We want to scale up this transformation
This website is structured around a set of strategic practices that health departments can apply to more meaningfully and comprehensively advance health equity. Over and over, more health departments are asking “What are the strategic steps we can take to advance health equity at our health department?” This resource showcases success stories from across the United States to answer this question.
Local health departments are championing transformational change by:
Building internal capacity and infrastructure and taking strategic risks to advance equity
Fostering strategic community partnerships to build power and engage in social justice movements
Working across government agencies to develop shared ownership for health equity
Get to know our case studies
Maricopa County Builds Health Equity Cloud
The Maricopa County Department of Public Health (MCDPH), Arizona, leverages collaborations with public and private partners to protect and promote public health with very limited resources. To build health equity capacity, MCDPH conducted an internal assessment survey, piloted a lunch-and-learn series, partnered with consultants to provide trainings and support workplan development, and incorporated their work into the Department’s “cloud” structure.Read More
San Francisco Leverages Health Permits to Combat Wage Theft
Wage theft is a national epidemic that hurts workers, responsible employers, and the local economy. After learning through participatory research collaborations that wage theft impacts the health of many low-wage and immigrant workers, the San Francisco Department of Public Health, California, leveraged their restaurant health permitting process to hold employers accountable for wages stolen from employees.Read More
What underlies our approach?
To systematically dismantle the patterns of othering and exclusion in government practice, we must pursue a wall-to-wall transformation of how local health departments work internally, with communities, and alongside other government agencies.

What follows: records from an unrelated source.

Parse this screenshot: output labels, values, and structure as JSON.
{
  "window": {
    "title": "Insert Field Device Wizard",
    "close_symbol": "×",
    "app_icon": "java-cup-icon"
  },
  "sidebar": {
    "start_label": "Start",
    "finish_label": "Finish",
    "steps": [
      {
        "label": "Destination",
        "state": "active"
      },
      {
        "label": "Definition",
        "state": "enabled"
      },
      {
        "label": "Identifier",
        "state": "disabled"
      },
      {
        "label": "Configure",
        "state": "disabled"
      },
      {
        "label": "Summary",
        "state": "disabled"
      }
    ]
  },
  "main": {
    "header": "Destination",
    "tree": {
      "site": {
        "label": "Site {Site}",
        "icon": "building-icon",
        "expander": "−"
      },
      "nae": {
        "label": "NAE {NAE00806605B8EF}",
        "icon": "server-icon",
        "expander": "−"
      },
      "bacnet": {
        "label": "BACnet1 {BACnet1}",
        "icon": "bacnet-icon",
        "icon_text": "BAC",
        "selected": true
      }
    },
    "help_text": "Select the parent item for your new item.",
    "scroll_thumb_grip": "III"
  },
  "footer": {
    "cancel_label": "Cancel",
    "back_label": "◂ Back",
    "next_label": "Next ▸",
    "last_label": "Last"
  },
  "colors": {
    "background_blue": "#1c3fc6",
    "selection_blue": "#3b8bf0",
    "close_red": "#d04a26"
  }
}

This inside/outside approach requires health departments to build internal capacity and a will to act on the social determinants of health and health equity. It also requires developing relationships with and mobilizing communities and government to advocate for action on health equity.